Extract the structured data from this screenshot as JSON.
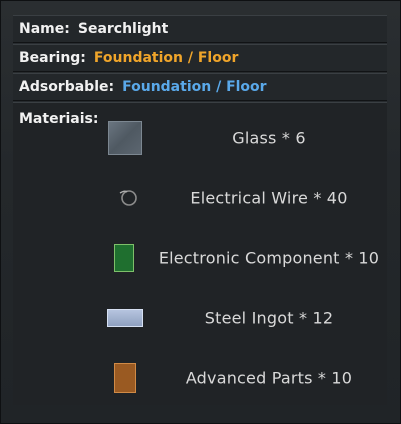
{
  "tooltip": {
    "name": {
      "label": "Name:",
      "value": "Searchlight"
    },
    "bearing": {
      "label": "Bearing:",
      "value": "Foundation / Floor"
    },
    "adsorbable": {
      "label": "Adsorbable:",
      "value": "Foundation / Floor"
    },
    "materials_label": "Materiais:",
    "materials": [
      {
        "icon": "glass-icon",
        "text": "Glass * 6"
      },
      {
        "icon": "electrical-wire-icon",
        "text": "Electrical Wire * 40"
      },
      {
        "icon": "electronic-component-icon",
        "text": "Electronic Component * 10"
      },
      {
        "icon": "steel-ingot-icon",
        "text": "Steel Ingot * 12"
      },
      {
        "icon": "advanced-parts-icon",
        "text": "Advanced Parts * 10"
      }
    ]
  },
  "colors": {
    "accent_orange": "#f0a52a",
    "accent_blue": "#5aa9ea",
    "text": "#f1f1f1",
    "material_text": "#d9d9d9"
  }
}
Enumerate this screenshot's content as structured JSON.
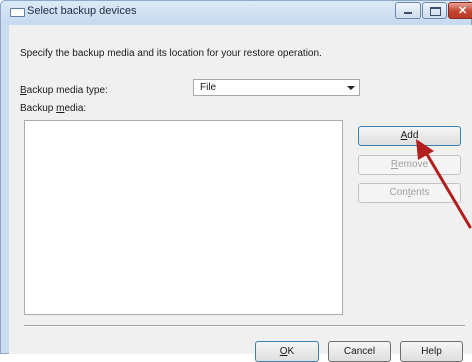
{
  "window": {
    "title": "Select backup devices",
    "min_icon": "minimize-icon",
    "max_icon": "maximize-icon",
    "close_icon": "close-icon"
  },
  "description": "Specify the backup media and its location for your restore operation.",
  "media_type": {
    "label_underlined": "B",
    "label_rest": "ackup media type:",
    "selected": "File"
  },
  "media_list": {
    "label_start": "Backup ",
    "label_underlined": "m",
    "label_rest": "edia:"
  },
  "buttons": {
    "add": {
      "underlined": "A",
      "rest": "dd"
    },
    "remove": {
      "underlined": "R",
      "rest": "emove"
    },
    "contents": {
      "start": "Con",
      "underlined": "t",
      "rest": "ents"
    },
    "ok": {
      "underlined": "O",
      "rest": "K"
    },
    "cancel": "Cancel",
    "help": "Help"
  },
  "annotation": {
    "color": "#b21f1f"
  }
}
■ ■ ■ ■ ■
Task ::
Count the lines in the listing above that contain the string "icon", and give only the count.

Expected answer ::
8